INPUT RECORDS -
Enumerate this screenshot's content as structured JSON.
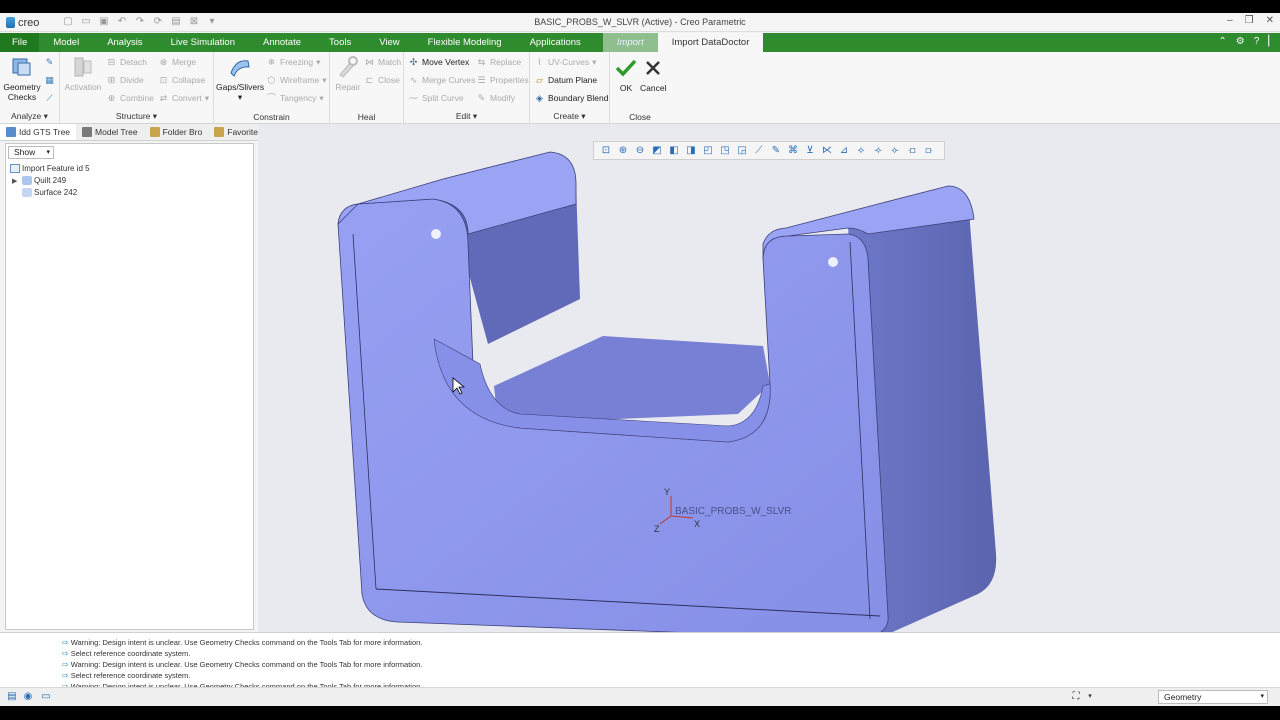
{
  "window": {
    "app_logo": "creo",
    "title": "BASIC_PROBS_W_SLVR (Active) - Creo Parametric"
  },
  "tabs": [
    "File",
    "Model",
    "Analysis",
    "Live Simulation",
    "Annotate",
    "Tools",
    "View",
    "Flexible Modeling",
    "Applications",
    "Import",
    "Import DataDoctor"
  ],
  "ribbon": {
    "analyze": {
      "label": "Analyze",
      "geometry_checks": "Geometry Checks"
    },
    "structure": {
      "label": "Structure",
      "activation": "Activation",
      "detach": "Detach",
      "divide": "Divide",
      "combine": "Combine",
      "merge": "Merge",
      "collapse": "Collapse",
      "convert": "Convert"
    },
    "constrain": {
      "label": "Constrain",
      "gaps_slivers": "Gaps/Slivers",
      "freezing": "Freezing",
      "wireframe": "Wireframe",
      "tangency": "Tangency"
    },
    "heal": {
      "label": "Heal",
      "repair": "Repair",
      "match": "Match",
      "close": "Close"
    },
    "edit": {
      "label": "Edit",
      "move_vertex": "Move Vertex",
      "merge_curves": "Merge Curves",
      "split_curve": "Split Curve",
      "replace": "Replace",
      "properties": "Properties",
      "modify": "Modify"
    },
    "create": {
      "label": "Create",
      "uv_curves": "UV-Curves",
      "datum_plane": "Datum Plane",
      "boundary_blend": "Boundary Blend"
    },
    "close_group": {
      "label": "Close",
      "ok": "OK",
      "cancel": "Cancel"
    }
  },
  "navigator": {
    "tabs": [
      "Idd GTS Tree",
      "Model Tree",
      "Folder Bro",
      "Favorites"
    ],
    "show": "Show",
    "tree": [
      "Import Feature id 5",
      "Quilt 249",
      "Surface 242"
    ]
  },
  "viewport": {
    "csys_name": "BASIC_PROBS_W_SLVR",
    "axis_x": "X",
    "axis_y": "Y",
    "axis_z": "Z",
    "model_color": "#8f98ee"
  },
  "messages": [
    "Warning: Design intent is unclear. Use Geometry Checks command on the Tools Tab for more information.",
    "Select reference coordinate system.",
    "Warning: Design intent is unclear. Use Geometry Checks command on the Tools Tab for more information.",
    "Select reference coordinate system.",
    "Warning: Design intent is unclear. Use Geometry Checks command on the Tools Tab for more information."
  ],
  "status": {
    "filter_value": "Geometry"
  },
  "colors": {
    "ribbon_green": "#2e8b2e",
    "ok_green": "#2e9a2e"
  }
}
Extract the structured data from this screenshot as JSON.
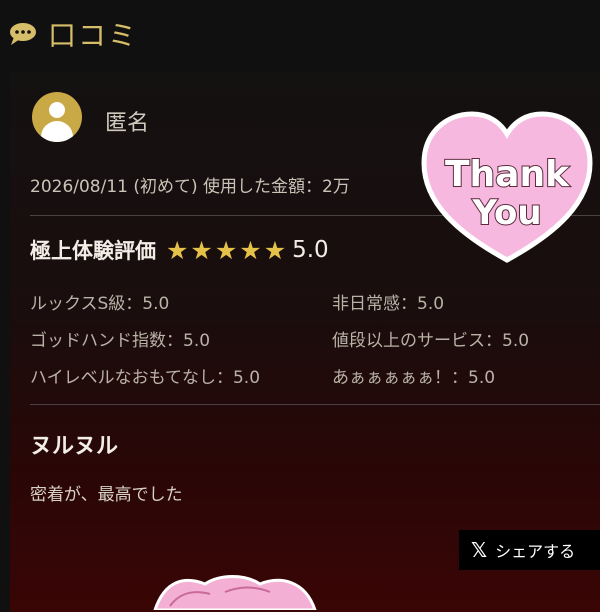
{
  "section": {
    "title": "口コミ",
    "icon": "speech-bubble-icon"
  },
  "review": {
    "username": "匿名",
    "meta": "2026/08/11 (初めて) 使用した金額：2万",
    "rating_label": "極上体験評価",
    "rating_value": "5.0",
    "stars": 5,
    "sub_ratings": [
      "ルックスS級：5.0",
      "非日常感：5.0",
      "ゴッドハンド指数：5.0",
      "値段以上のサービス：5.0",
      "ハイレベルなおもてなし：5.0",
      "あぁぁぁぁぁ！：5.0"
    ],
    "title": "ヌルヌル",
    "body": "密着が、最高でした"
  },
  "sticker": {
    "line1": "Thank",
    "line2": "You"
  },
  "share": {
    "label": "シェアする",
    "icon": "x-logo-icon"
  },
  "colors": {
    "accent_gold": "#d6bd6a",
    "star": "#e6c14a",
    "sticker_pink": "#f7b8e0",
    "background": "#111010"
  }
}
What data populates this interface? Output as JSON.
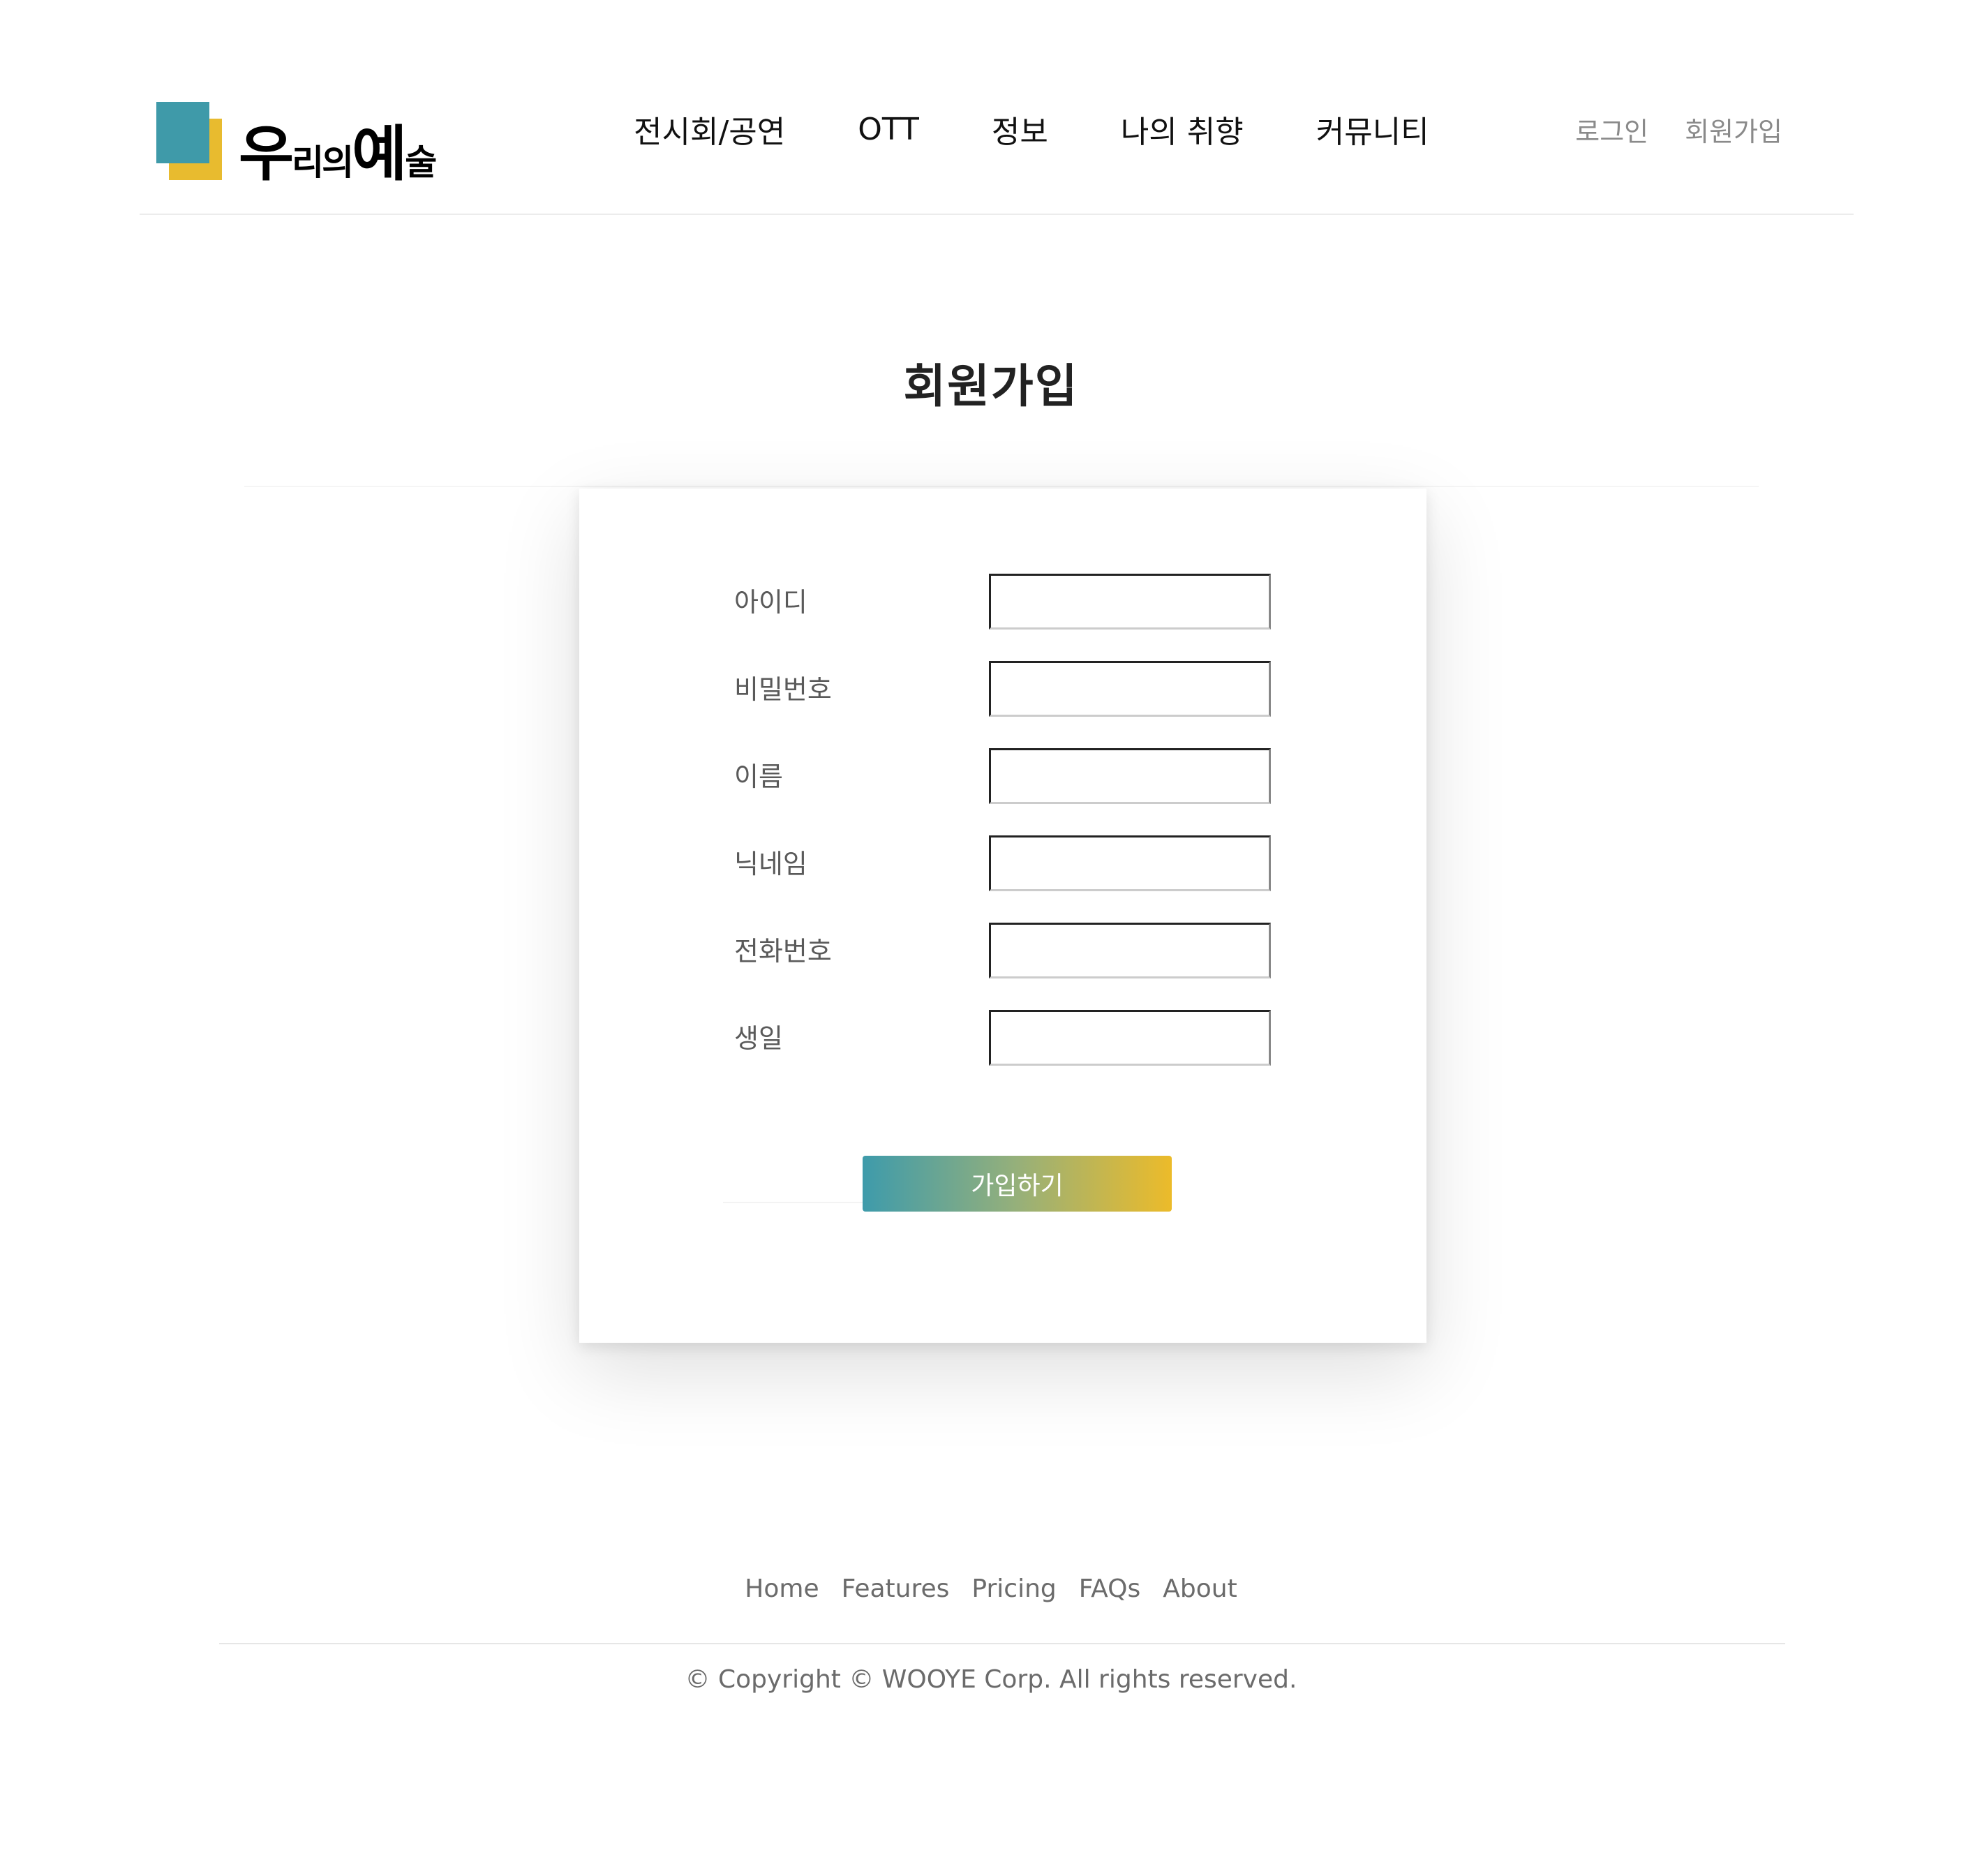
{
  "header": {
    "logo": {
      "part1": "우",
      "part2": "리의",
      "part3": "예",
      "part4": "술"
    },
    "nav": [
      {
        "label": "전시회/공연"
      },
      {
        "label": "OTT"
      },
      {
        "label": "정보"
      },
      {
        "label": "나의 취향"
      },
      {
        "label": "커뮤니티"
      }
    ],
    "auth": {
      "login": "로그인",
      "signup": "회원가입"
    }
  },
  "page": {
    "title": "회원가입"
  },
  "form": {
    "fields": [
      {
        "label": "아이디",
        "value": ""
      },
      {
        "label": "비밀번호",
        "value": ""
      },
      {
        "label": "이름",
        "value": ""
      },
      {
        "label": "닉네임",
        "value": ""
      },
      {
        "label": "전화번호",
        "value": ""
      },
      {
        "label": "생일",
        "value": ""
      }
    ],
    "submit_label": "가입하기"
  },
  "footer": {
    "links": [
      {
        "label": "Home"
      },
      {
        "label": "Features"
      },
      {
        "label": "Pricing"
      },
      {
        "label": "FAQs"
      },
      {
        "label": "About"
      }
    ],
    "copyright": "© Copyright © WOOYE Corp. All rights reserved."
  },
  "colors": {
    "logo_teal": "#3f9aa9",
    "logo_yellow": "#e8bb2f",
    "button_gradient_start": "#3e9bab",
    "button_gradient_end": "#ecbb2a"
  }
}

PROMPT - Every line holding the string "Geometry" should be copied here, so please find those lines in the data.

ANSWER TO THE EXERCISE -
      "geometry_checks": "Geometry Checks"
    "Warning: Design intent is unclear. Use Geometry Checks command on the Tools Tab for more information.",
    "Warning: Design intent is unclear. Use Geometry Checks command on the Tools Tab for more information.",
    "Warning: Design intent is unclear. Use Geometry Checks command on the Tools Tab for more information."
    "filter_value": "Geometry"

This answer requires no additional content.